Settlement requires landfill owners to pay residents most impacted by putrid odor nearly $7 million

    ST. LOUIS – A federal magistrate judge gave preliminary approval to a settlement that will require the owners of the Bridgeton Sanitary Landfill to pay residents living near the site nearly $7 million. The class action lawsuit that prompted the settlement alleged lost property value and public nuisance caused by the overwhelming and noxious odors released from an underground fire in the depths of the landfill. Notification will go out immediately to residents of three neighborhoods closest to the landfill who will have a choice to accept or reject their portion of the settlement.
    The lawsuit was filed March 2013 in the U.S. District Court of the Eastern District of Missouri by attorney Ted Gianaris, of Simmons Browder Gianaris Angelides & Barnerd LLC, on behalf of more than 400 residences impacted by the putrid smells in the neighborhoods of Spanish Village Subdivision; Terrisan Reste Mobile Home Park; Carrollton Village Apartment Homes and Condominiums; and homes on Foerster, Taussig and Boenker roads in Bridgeton, Mo.
bridgeton-landfill-may2014Residents near Bridgeton Landfill to receive settlement for noxious odors, underground fire    "Republic Services put these families in a terrible situation. By uniting together through a class action lawsuit, we were able to quickly reach a resolution that will give residents some resources to decide how to move forward," Gianaris said.
    The settlement will go to individuals who were legal residents living in the areas immediately surrounding the landfill between November 2010 and December 2013. In order to receive a portion of the settlement, class members are required to complete and return a claim form. Gianaris said payments could be made as early as this fall.
    "Through aggressive litigation we were able to put together a solid case," Gianaris said. "This settlement provides the landfill's neighbors a fair amount of money within a reasonable time frame."
    Residents have compared the smell to rotten eggs or something dead. "The smells have negatively impacted these people's quality of life," Gianaris said.

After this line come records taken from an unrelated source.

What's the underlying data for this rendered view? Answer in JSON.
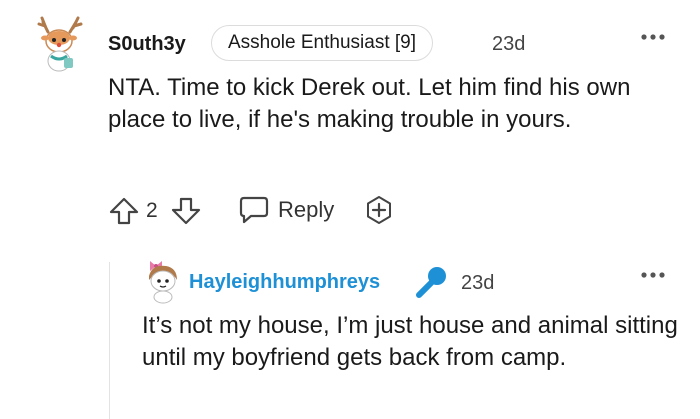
{
  "comment": {
    "username": "S0uth3y",
    "flair": "Asshole Enthusiast [9]",
    "time": "23d",
    "text": "NTA. Time to kick Derek out. Let him find his own place to live, if he's making trouble in yours.",
    "score": "2",
    "reply_label": "Reply",
    "avatar_icon": "reindeer-snoo-avatar-icon",
    "more_icon": "more-options-icon"
  },
  "reply": {
    "username": "Hayleighhumphreys",
    "time": "23d",
    "text": "It’s not my house, I’m just house and animal sitting until my boyfriend gets back from camp.",
    "badge_icon": "microphone-icon",
    "avatar_icon": "bow-snoo-avatar-icon",
    "username_color": "#1e90d6"
  },
  "colors": {
    "text": "#1a1a1b",
    "meta": "#444444",
    "flair_border": "#dcdcdc",
    "accent_blue": "#1e90d6",
    "thread_line": "#e3e3e3"
  }
}
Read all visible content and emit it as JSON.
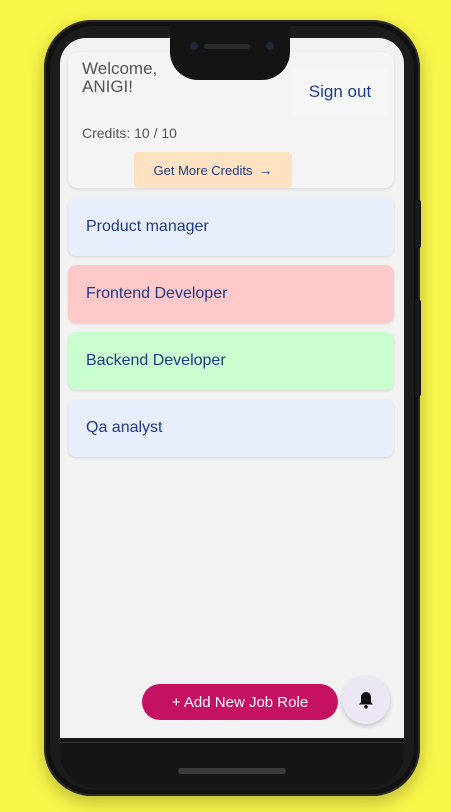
{
  "header": {
    "welcome_text": "Welcome, ANIGI!",
    "credits_text": "Credits: 10 / 10",
    "sign_out_label": "Sign out",
    "get_credits_label": "Get More Credits"
  },
  "job_roles": [
    {
      "label": "Product manager",
      "color": "#e8eefc"
    },
    {
      "label": "Frontend Developer",
      "color": "#ffc9c9"
    },
    {
      "label": "Backend Developer",
      "color": "#c9ffcf"
    },
    {
      "label": "Qa analyst",
      "color": "#e8eefc"
    }
  ],
  "actions": {
    "add_job_role_label": "+ Add New Job Role",
    "bell_icon": "bell-icon"
  },
  "colors": {
    "background": "#f9f64a",
    "accent": "#c51162",
    "text_primary": "#1e3a8a"
  }
}
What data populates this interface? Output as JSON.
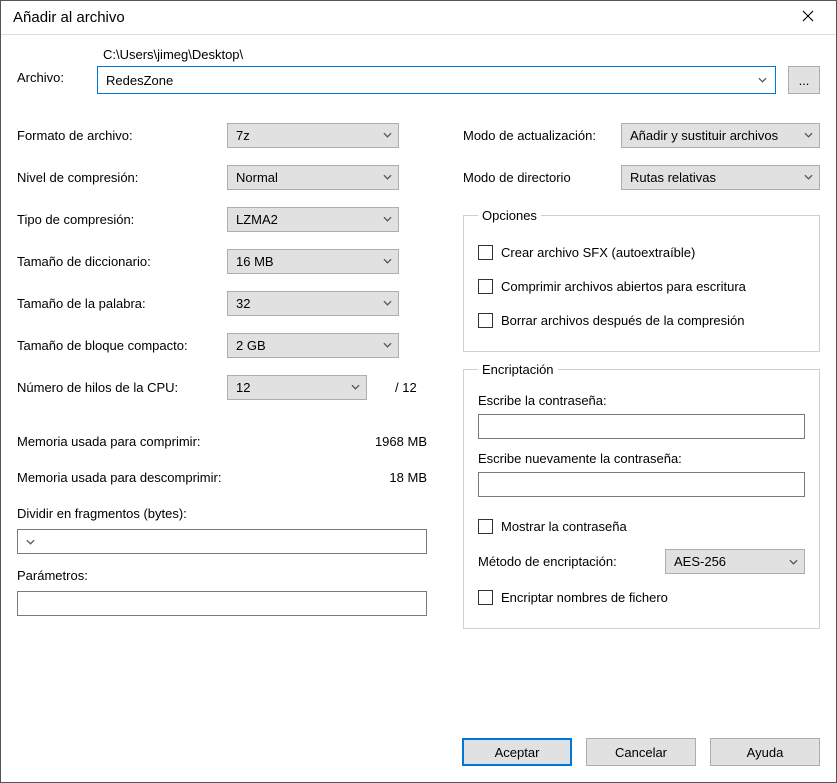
{
  "title": "Añadir al archivo",
  "archive": {
    "label": "Archivo:",
    "path": "C:\\Users\\jimeg\\Desktop\\",
    "value": "RedesZone",
    "browse": "..."
  },
  "left": {
    "format_label": "Formato de archivo:",
    "format_value": "7z",
    "level_label": "Nivel de compresión:",
    "level_value": "Normal",
    "method_label": "Tipo de compresión:",
    "method_value": "LZMA2",
    "dict_label": "Tamaño de diccionario:",
    "dict_value": "16 MB",
    "word_label": "Tamaño de la palabra:",
    "word_value": "32",
    "block_label": "Tamaño de bloque compacto:",
    "block_value": "2 GB",
    "threads_label": "Número de hilos de la CPU:",
    "threads_value": "12",
    "threads_max": "/ 12",
    "mem_comp_label": "Memoria usada para comprimir:",
    "mem_comp_value": "1968 MB",
    "mem_decomp_label": "Memoria usada para descomprimir:",
    "mem_decomp_value": "18 MB",
    "fragments_label": "Dividir en fragmentos (bytes):",
    "params_label": "Parámetros:"
  },
  "right": {
    "update_label": "Modo de actualización:",
    "update_value": "Añadir y sustituir archivos",
    "pathmode_label": "Modo de directorio",
    "pathmode_value": "Rutas relativas",
    "options_legend": "Opciones",
    "opt_sfx": "Crear archivo SFX (autoextraíble)",
    "opt_open": "Comprimir archivos abiertos para escritura",
    "opt_delete": "Borrar archivos después de la compresión",
    "enc_legend": "Encriptación",
    "enc_pwd1_label": "Escribe la contraseña:",
    "enc_pwd2_label": "Escribe nuevamente la contraseña:",
    "enc_show": "Mostrar la contraseña",
    "enc_method_label": "Método de encriptación:",
    "enc_method_value": "AES-256",
    "enc_names": "Encriptar nombres de fichero"
  },
  "buttons": {
    "ok": "Aceptar",
    "cancel": "Cancelar",
    "help": "Ayuda"
  }
}
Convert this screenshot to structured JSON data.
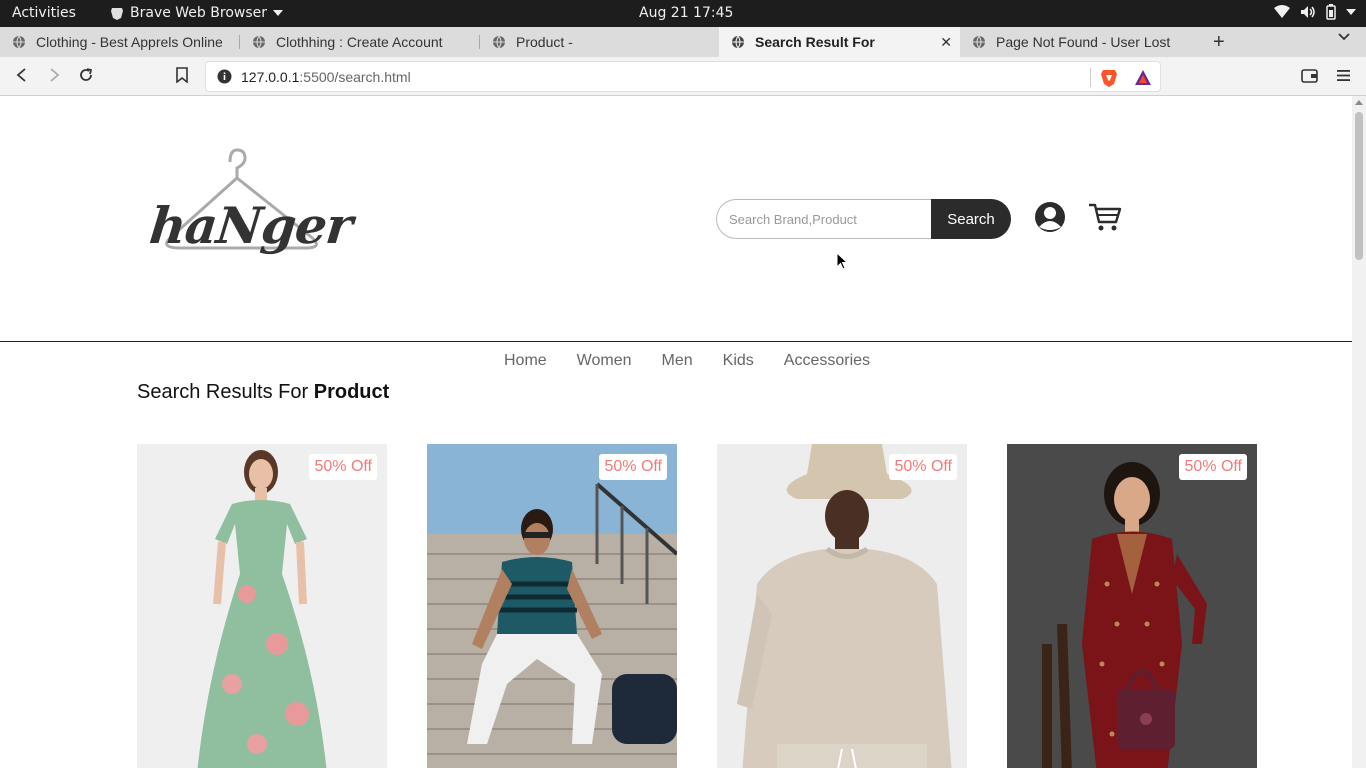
{
  "system": {
    "activities": "Activities",
    "app_name": "Brave Web Browser",
    "clock": "Aug 21  17:45"
  },
  "tabs": [
    {
      "title": "Clothing - Best Apprels Online"
    },
    {
      "title": "Clothhing : Create Account"
    },
    {
      "title": "Product -"
    },
    {
      "title": "Search Result For",
      "active": true
    },
    {
      "title": "Page Not Found - User Lost"
    }
  ],
  "address": {
    "host": "127.0.0.1",
    "path": ":5500/search.html"
  },
  "site": {
    "logo_text": "haNger",
    "search": {
      "placeholder": "Search Brand,Product",
      "button": "Search"
    },
    "nav": [
      "Home",
      "Women",
      "Men",
      "Kids",
      "Accessories"
    ],
    "results_prefix": "Search Results For",
    "results_query": "Product",
    "products": [
      {
        "badge": "50% Off",
        "image": "woman in green floral dress"
      },
      {
        "badge": "50% Off",
        "image": "man in striped t-shirt on stairs"
      },
      {
        "badge": "50% Off",
        "image": "man in beige sweatshirt and bucket hat"
      },
      {
        "badge": "50% Off",
        "image": "woman in maroon embroidered kurta"
      }
    ]
  },
  "colors": {
    "badge_text": "#f07b7b",
    "search_button": "#2b2b2b"
  }
}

    The Bridgeton Sanitary Landfill is located at the intersection of Interstate 70 and 270 on St. Charles Rock Road in Missouri. The landfill covers 52 acres and extends below the surface approximately 240 feet. The total waste thickness is 320 feet and is located in two areas known as the North and South Quarries. The Bridgeton landfill accepted waste from 1985 until Dec. 31, 2004.
    The case name and number is Buck et. al. v. Republic Services, Inc., et al. No. 4:13CV00801 TCM (E.D. Mo. Apr. 17, 2014).

    About Simmons Browder Gianaris Angelides & Barnerd LLC: Headquartered in Alton, Ill., with offices in St. Louis, Chicago, Los Angeles and San Francisco, the Simmons Firm is a leading national law firm in complex litigation matters and has represented thousands of clients throughout the country on issues involving toxic exposure, consumer rights and public safety. The firm is dedicated to its clients and has pledged over $20 million to cancer research. For more information, visit http://www.simmonsfirm.com.